I responded, “How normal my life is there.” This stunned everyone.
I explained that in Qatar only 15% of the population is Qatari; 85% of the population is foreign. Thus, there is a sizable English-speaking portion of the country. As soon as I arrived in Qatar, I saw that the signs were all in Arabic and English. I could use English for most of my daily transactions and was able to eat and shop at familiar American establishments. Additionally, I now live 10 minutes away from work in a new apartment building. I drive the nicest car that I have ever owned. And, because I don’t have to pay income tax, I have more disposable income than I have ever had in my entire life, so I have been able to travel to foreign countries during the breaks.
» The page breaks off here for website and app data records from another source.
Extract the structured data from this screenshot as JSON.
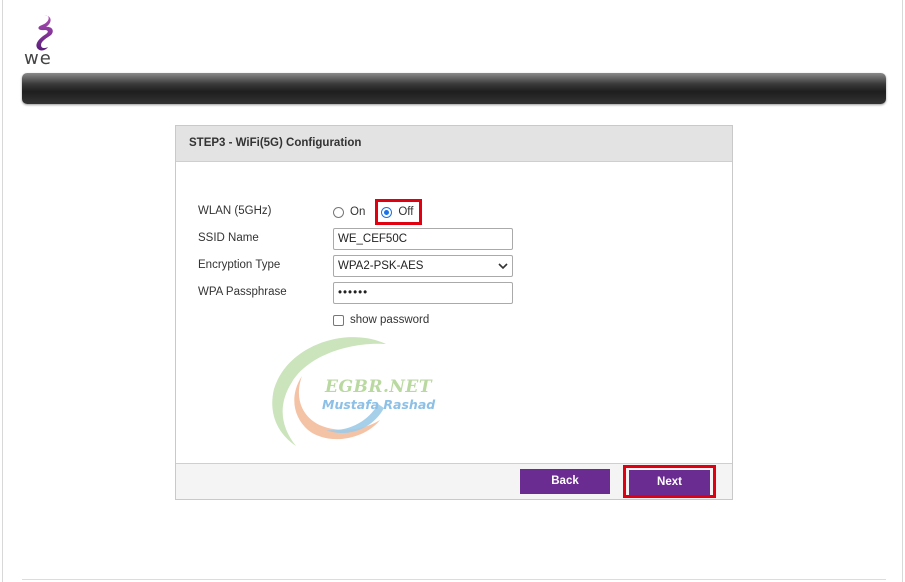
{
  "brand": {
    "logo_text": "we"
  },
  "wizard": {
    "title": "STEP3 - WiFi(5G) Configuration",
    "wlan": {
      "label": "WLAN (5GHz)",
      "on_label": "On",
      "off_label": "Off",
      "selected": "Off"
    },
    "ssid": {
      "label": "SSID Name",
      "value": "WE_CEF50C"
    },
    "encryption": {
      "label": "Encryption Type",
      "value": "WPA2-PSK-AES"
    },
    "passphrase": {
      "label": "WPA Passphrase",
      "value": "••••••"
    },
    "show_password": {
      "label": "show password",
      "checked": false
    },
    "buttons": {
      "back": "Back",
      "next": "Next"
    }
  },
  "watermark": {
    "title": "EGBR.NET",
    "subtitle": "Mustafa Rashad"
  },
  "colors": {
    "button": "#6b2c91",
    "highlight": "#e0000f",
    "header_bg": "#e3e3e3"
  }
}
My life in Qatar is not like a stint in the Peace Core. In many ways, my 10 months in Qatar had provided me respite from the predacious capitalism of America and the diminishing prospects in the field of International Education at Wisconsin colleges and university. I was pretty adamant to my guests that I did not miss scraping by as a US educator.
Fourth of July—East Troy, WI
On the Fourth of July, my immediate family gathered at my brother Jason’s place in East Troy, WI. This would be the last time that we would celebrate at this particular home because he and his wife closed on another home in the town. My brother Francis flew in from Portland, OR in order to see me. I made a joke that he looked like Dr. Strange because there was more gray peppered into his hair on the sides of his head. He made a crack that my youngest son could lift more than me.
During this gathering, our family slipped into our regular routine. Though I had been gone for 10 months, after I had given everyone the gifts that I brought with me from Qatar, I quickly disappeared into the din and commotion of Jason’s two spirited daughters, no longer the center of family’s attention. This was completely fine.
I was not some young person who had just come back from their first trip abroad and was yearning to share with everyone experiences and insights that they had gleaned. I was a middle-aged man who had been abroad before, had grown sons, and was visiting friends and family members who were busy with their own lives.
Life in the Midwest, my friends and family there, American culture, all was still pretty much the same. I was not Rip Van Winkle who had just woken up to a changed world after sleeping for a century. If anything, my time in Qatar had rejuvenated me: I was a better version of myself—slimmer, more financially sound, and better able to be in the present with those around me.
Yeah, I had tales from my 10 months away, but now that I was back, I just wanted to be a Midwesterner. I contently waited for my mother to prepare my bowl of pho and watched my nieces try to slip a whoopee cushion underneath a family member’s chair.